Quote Originally Posted by forager View Post
My dad, 506th PIR, took part in liberating some camps.
He wrote that they took no SS prisoners after that.
War was soon over, but he had a dim view of Germans the rest of his life.
My great uncle who also liberated camps told of a similar story - after seeing what the Germans did, Patton made some kind of speech telling the soldiers to take no prisoners. I wasn't sure how much credit to give to this story - I heard it more than 60 years after it happened and my great uncle's mind wasn't so great at the time...until I saw the exact same story in this book: http://books.google.com/books?id=ir2...onepage&q=take a prisoner&f=false (check out page 229).

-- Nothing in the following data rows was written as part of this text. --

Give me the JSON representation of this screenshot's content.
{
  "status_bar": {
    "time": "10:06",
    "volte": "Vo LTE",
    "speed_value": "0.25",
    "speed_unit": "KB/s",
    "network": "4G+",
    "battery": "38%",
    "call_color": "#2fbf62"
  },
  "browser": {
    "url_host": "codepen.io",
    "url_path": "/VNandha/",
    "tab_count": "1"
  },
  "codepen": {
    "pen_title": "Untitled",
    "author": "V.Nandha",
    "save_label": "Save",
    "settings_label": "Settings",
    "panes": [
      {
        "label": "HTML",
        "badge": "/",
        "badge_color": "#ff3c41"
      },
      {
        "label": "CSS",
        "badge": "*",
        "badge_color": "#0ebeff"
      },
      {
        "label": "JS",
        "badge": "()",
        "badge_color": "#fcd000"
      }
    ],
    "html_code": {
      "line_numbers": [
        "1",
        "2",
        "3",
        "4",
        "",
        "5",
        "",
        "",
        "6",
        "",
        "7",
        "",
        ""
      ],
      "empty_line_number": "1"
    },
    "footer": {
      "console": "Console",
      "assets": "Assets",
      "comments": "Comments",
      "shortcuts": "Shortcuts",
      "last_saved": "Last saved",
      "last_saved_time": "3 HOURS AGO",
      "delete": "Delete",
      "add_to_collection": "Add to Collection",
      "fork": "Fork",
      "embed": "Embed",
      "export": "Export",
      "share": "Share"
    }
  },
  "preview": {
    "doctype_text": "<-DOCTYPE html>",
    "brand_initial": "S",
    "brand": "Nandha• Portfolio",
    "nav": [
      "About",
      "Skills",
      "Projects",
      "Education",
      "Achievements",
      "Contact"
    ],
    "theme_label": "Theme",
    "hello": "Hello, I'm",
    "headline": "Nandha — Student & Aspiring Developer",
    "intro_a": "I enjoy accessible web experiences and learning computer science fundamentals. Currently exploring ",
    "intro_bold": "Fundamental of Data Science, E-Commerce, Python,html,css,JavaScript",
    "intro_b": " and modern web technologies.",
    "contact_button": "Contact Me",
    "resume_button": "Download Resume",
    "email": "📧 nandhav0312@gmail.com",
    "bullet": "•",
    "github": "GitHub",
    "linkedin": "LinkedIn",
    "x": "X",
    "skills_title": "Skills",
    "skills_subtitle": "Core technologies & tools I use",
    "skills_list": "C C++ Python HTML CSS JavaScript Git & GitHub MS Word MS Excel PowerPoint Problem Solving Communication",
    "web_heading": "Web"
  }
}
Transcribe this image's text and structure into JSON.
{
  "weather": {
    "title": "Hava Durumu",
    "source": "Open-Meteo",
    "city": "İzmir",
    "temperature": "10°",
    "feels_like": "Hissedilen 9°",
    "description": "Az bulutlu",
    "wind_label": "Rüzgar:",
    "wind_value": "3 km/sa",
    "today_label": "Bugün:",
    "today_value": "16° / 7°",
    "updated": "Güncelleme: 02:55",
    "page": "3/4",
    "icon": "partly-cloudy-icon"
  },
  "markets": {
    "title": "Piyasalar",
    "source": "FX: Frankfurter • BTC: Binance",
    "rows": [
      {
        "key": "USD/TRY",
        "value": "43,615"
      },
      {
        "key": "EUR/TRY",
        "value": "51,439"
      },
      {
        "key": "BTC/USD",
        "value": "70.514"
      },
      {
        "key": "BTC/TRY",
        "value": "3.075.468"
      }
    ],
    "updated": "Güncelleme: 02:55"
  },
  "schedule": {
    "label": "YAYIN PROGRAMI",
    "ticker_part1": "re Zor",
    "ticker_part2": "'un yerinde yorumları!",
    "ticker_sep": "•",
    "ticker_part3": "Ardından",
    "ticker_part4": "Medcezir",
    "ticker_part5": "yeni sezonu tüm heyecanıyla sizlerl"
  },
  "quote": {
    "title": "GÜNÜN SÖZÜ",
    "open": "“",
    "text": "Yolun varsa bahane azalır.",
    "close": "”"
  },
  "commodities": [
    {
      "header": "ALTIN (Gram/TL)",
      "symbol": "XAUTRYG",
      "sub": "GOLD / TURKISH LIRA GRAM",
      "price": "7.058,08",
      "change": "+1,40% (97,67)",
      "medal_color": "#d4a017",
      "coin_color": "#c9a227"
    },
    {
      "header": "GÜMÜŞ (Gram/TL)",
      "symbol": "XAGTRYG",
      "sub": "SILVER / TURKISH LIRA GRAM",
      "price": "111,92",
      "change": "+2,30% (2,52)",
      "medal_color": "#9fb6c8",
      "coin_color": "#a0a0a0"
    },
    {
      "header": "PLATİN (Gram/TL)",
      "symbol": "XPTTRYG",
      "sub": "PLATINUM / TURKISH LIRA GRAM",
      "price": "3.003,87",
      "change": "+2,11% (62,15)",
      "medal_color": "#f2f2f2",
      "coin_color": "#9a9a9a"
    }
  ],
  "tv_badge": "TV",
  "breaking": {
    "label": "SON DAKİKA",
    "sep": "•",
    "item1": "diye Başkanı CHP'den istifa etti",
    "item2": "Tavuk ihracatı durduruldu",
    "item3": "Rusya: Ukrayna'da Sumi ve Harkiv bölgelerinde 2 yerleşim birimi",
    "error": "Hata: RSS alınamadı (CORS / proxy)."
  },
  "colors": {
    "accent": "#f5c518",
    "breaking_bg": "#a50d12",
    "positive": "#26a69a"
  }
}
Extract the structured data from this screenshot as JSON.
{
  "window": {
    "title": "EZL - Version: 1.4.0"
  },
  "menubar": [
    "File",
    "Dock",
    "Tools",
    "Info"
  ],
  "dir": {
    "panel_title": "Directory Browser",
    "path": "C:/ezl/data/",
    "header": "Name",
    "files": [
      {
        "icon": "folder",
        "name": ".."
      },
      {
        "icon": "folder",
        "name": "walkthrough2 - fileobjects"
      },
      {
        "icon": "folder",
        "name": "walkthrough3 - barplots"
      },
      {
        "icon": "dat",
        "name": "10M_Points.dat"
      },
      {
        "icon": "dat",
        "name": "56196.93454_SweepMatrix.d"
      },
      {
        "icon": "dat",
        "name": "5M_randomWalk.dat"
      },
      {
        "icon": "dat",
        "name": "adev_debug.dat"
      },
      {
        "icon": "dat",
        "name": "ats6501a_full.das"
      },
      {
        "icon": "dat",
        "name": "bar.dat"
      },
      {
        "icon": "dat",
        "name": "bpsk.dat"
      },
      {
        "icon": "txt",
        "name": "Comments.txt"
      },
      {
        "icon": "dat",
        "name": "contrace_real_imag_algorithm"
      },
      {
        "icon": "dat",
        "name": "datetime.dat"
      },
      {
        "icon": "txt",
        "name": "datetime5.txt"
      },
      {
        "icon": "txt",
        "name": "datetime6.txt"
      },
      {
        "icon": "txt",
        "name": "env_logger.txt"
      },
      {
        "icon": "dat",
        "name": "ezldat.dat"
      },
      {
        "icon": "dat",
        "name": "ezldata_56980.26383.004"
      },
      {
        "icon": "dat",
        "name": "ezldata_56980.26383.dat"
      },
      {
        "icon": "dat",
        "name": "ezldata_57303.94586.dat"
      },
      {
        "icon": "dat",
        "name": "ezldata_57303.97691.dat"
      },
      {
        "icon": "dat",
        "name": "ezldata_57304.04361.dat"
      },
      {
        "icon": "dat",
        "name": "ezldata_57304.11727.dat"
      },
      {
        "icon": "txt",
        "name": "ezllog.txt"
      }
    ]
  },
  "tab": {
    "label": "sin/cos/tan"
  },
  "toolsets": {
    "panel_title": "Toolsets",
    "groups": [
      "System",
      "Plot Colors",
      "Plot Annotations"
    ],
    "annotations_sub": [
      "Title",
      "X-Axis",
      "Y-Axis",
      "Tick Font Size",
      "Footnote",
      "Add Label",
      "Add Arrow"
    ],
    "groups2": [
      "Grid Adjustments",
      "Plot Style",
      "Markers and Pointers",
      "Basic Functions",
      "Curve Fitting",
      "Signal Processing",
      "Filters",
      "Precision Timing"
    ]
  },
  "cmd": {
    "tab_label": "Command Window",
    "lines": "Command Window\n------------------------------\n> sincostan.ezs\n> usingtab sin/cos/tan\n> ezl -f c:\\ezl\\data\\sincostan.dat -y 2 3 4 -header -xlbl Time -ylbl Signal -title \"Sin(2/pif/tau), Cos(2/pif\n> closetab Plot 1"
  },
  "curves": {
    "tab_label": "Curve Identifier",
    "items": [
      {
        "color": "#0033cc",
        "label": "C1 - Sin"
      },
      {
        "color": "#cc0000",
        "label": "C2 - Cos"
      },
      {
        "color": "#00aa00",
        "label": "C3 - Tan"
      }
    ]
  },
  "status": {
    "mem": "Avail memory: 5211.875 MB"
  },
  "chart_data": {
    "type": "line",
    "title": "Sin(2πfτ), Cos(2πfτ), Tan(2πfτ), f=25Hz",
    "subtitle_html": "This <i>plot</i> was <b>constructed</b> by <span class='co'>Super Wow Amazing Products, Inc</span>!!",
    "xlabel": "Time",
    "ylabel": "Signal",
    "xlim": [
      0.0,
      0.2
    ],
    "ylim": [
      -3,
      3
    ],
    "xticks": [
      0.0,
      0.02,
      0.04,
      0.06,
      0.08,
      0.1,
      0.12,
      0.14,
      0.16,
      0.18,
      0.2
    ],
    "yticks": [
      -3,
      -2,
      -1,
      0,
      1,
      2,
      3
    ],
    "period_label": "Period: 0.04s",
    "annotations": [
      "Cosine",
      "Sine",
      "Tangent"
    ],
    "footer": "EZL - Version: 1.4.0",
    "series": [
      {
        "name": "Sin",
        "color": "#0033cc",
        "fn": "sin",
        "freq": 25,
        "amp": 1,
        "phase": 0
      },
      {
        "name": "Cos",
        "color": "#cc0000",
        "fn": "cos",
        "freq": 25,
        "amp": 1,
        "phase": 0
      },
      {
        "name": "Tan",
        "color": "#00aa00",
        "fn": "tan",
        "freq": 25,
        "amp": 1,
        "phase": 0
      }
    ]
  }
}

I've spent a lot of time thinking about the Dachau issue...It's very important to keep the context and mindset of the soldiers in mind when discussing things like this. These are guys who were in continuous combat for almost a full year by this point. They've seen and been through horrible things and they were probably still very angry over things like the Malmedy massacre. It wasn't a planned or calculated act - from my understanding, it was done by a minority of soldiers. By this point, human life probably meant little to them and seeing Dachau was probably the final "breaking point" for those soldiers.